PROBLEM REQUIREMENTS:
The records underneath are to be repeated exactly, with the pictures left out.
START THE INPUT
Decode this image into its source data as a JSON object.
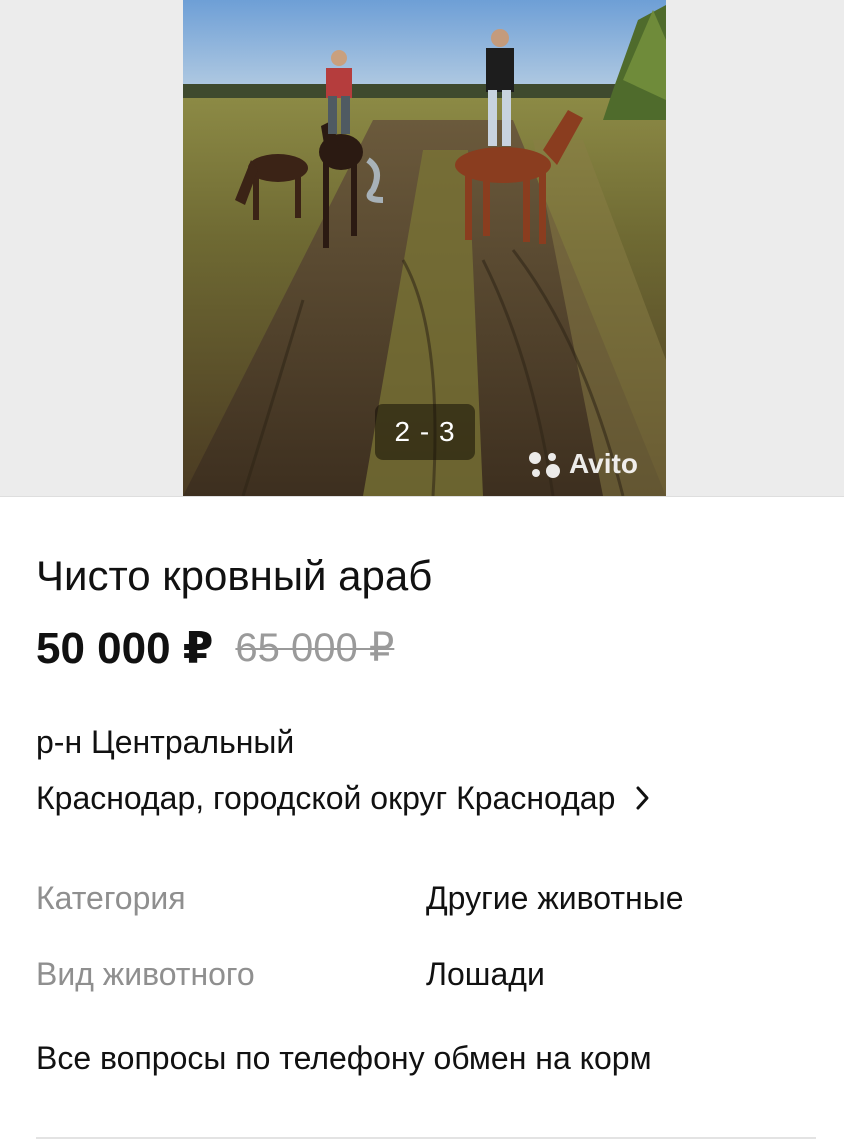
{
  "gallery": {
    "counter": "2 - 3",
    "watermark": "Avito"
  },
  "listing": {
    "title": "Чисто кровный араб",
    "price": "50 000 ₽",
    "old_price": "65 000 ₽"
  },
  "location": {
    "district": "р-н Центральный",
    "address": "Краснодар, городской округ Краснодар",
    "chevron_icon": "chevron-right-icon"
  },
  "params": [
    {
      "label": "Категория",
      "value": "Другие животные"
    },
    {
      "label": "Вид животного",
      "value": "Лошади"
    }
  ],
  "description": "Все вопросы по телефону обмен на корм"
}
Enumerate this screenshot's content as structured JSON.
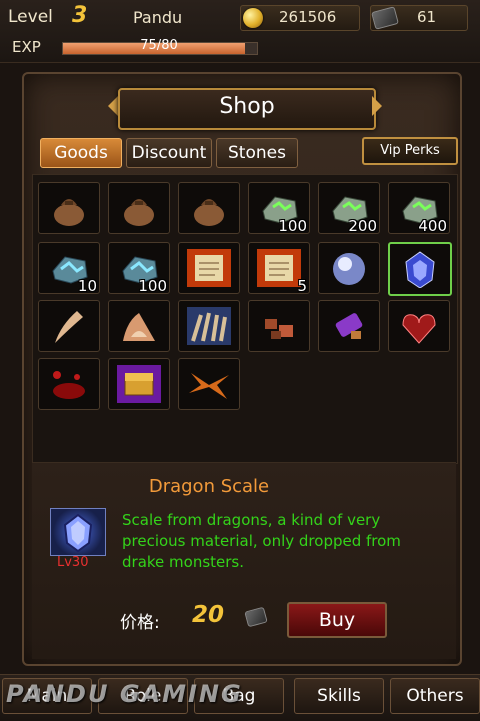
{
  "player": {
    "level_label": "Level",
    "level": "3",
    "name": "Pandu",
    "gold": "261506",
    "gems": "61",
    "exp_label": "EXP",
    "exp_text": "75/80",
    "exp_fraction": 0.9375
  },
  "shop": {
    "title": "Shop",
    "tabs": [
      "Goods",
      "Discount",
      "Stones"
    ],
    "active_tab": "Goods",
    "vip_label": "Vip Perks"
  },
  "items": [
    {
      "icon": "sack-icon",
      "qty": ""
    },
    {
      "icon": "sack-icon",
      "qty": ""
    },
    {
      "icon": "sack-icon",
      "qty": ""
    },
    {
      "icon": "green-rune-stone-icon",
      "qty": "100"
    },
    {
      "icon": "green-rune-stone-icon",
      "qty": "200"
    },
    {
      "icon": "green-rune-stone-icon",
      "qty": "400"
    },
    {
      "icon": "blue-rune-stone-icon",
      "qty": "10"
    },
    {
      "icon": "blue-rune-stone-icon",
      "qty": "100"
    },
    {
      "icon": "fire-scroll-icon",
      "qty": ""
    },
    {
      "icon": "fire-scroll-icon",
      "qty": "5"
    },
    {
      "icon": "pearl-orb-icon",
      "qty": ""
    },
    {
      "icon": "dragon-scale-icon",
      "qty": ""
    },
    {
      "icon": "fang-icon",
      "qty": ""
    },
    {
      "icon": "bone-claw-icon",
      "qty": ""
    },
    {
      "icon": "claw-icon",
      "qty": ""
    },
    {
      "icon": "ore-chunks-icon",
      "qty": ""
    },
    {
      "icon": "purple-vial-icon",
      "qty": ""
    },
    {
      "icon": "heart-icon",
      "qty": ""
    },
    {
      "icon": "blood-splash-icon",
      "qty": ""
    },
    {
      "icon": "treasure-chest-icon",
      "qty": ""
    },
    {
      "icon": "feather-wing-icon",
      "qty": ""
    }
  ],
  "selected": {
    "name": "Dragon Scale",
    "level": "Lv30",
    "description": "Scale from dragons, a kind of very precious material, only dropped from drake monsters.",
    "price_label": "价格:",
    "price": "20",
    "buy_label": "Buy"
  },
  "nav": [
    "Main",
    "Role",
    "Bag",
    "Skills",
    "Others"
  ],
  "watermark": "PANDU GAMING"
}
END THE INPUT
SOLUTION:
Decode this image into its source data as a JSON object.
{
  "gallery": {
    "counter": "2 - 3",
    "watermark": "Avito"
  },
  "listing": {
    "title": "Чисто кровный араб",
    "price": "50 000 ₽",
    "old_price": "65 000 ₽"
  },
  "location": {
    "district": "р-н Центральный",
    "address": "Краснодар, городской округ Краснодар",
    "chevron_icon": "chevron-right-icon"
  },
  "params": [
    {
      "label": "Категория",
      "value": "Другие животные"
    },
    {
      "label": "Вид животного",
      "value": "Лошади"
    }
  ],
  "description": "Все вопросы по телефону обмен на корм"
}
Enumerate this screenshot's content as structured JSON.
{
  "player": {
    "level_label": "Level",
    "level": "3",
    "name": "Pandu",
    "gold": "261506",
    "gems": "61",
    "exp_label": "EXP",
    "exp_text": "75/80",
    "exp_fraction": 0.9375
  },
  "shop": {
    "title": "Shop",
    "tabs": [
      "Goods",
      "Discount",
      "Stones"
    ],
    "active_tab": "Goods",
    "vip_label": "Vip Perks"
  },
  "items": [
    {
      "icon": "sack-icon",
      "qty": ""
    },
    {
      "icon": "sack-icon",
      "qty": ""
    },
    {
      "icon": "sack-icon",
      "qty": ""
    },
    {
      "icon": "green-rune-stone-icon",
      "qty": "100"
    },
    {
      "icon": "green-rune-stone-icon",
      "qty": "200"
    },
    {
      "icon": "green-rune-stone-icon",
      "qty": "400"
    },
    {
      "icon": "blue-rune-stone-icon",
      "qty": "10"
    },
    {
      "icon": "blue-rune-stone-icon",
      "qty": "100"
    },
    {
      "icon": "fire-scroll-icon",
      "qty": ""
    },
    {
      "icon": "fire-scroll-icon",
      "qty": "5"
    },
    {
      "icon": "pearl-orb-icon",
      "qty": ""
    },
    {
      "icon": "dragon-scale-icon",
      "qty": ""
    },
    {
      "icon": "fang-icon",
      "qty": ""
    },
    {
      "icon": "bone-claw-icon",
      "qty": ""
    },
    {
      "icon": "claw-icon",
      "qty": ""
    },
    {
      "icon": "ore-chunks-icon",
      "qty": ""
    },
    {
      "icon": "purple-vial-icon",
      "qty": ""
    },
    {
      "icon": "heart-icon",
      "qty": ""
    },
    {
      "icon": "blood-splash-icon",
      "qty": ""
    },
    {
      "icon": "treasure-chest-icon",
      "qty": ""
    },
    {
      "icon": "feather-wing-icon",
      "qty": ""
    }
  ],
  "selected": {
    "name": "Dragon Scale",
    "level": "Lv30",
    "description": "Scale from dragons, a kind of very precious material, only dropped from drake monsters.",
    "price_label": "价格:",
    "price": "20",
    "buy_label": "Buy"
  },
  "nav": [
    "Main",
    "Role",
    "Bag",
    "Skills",
    "Others"
  ],
  "watermark": "PANDU GAMING"
}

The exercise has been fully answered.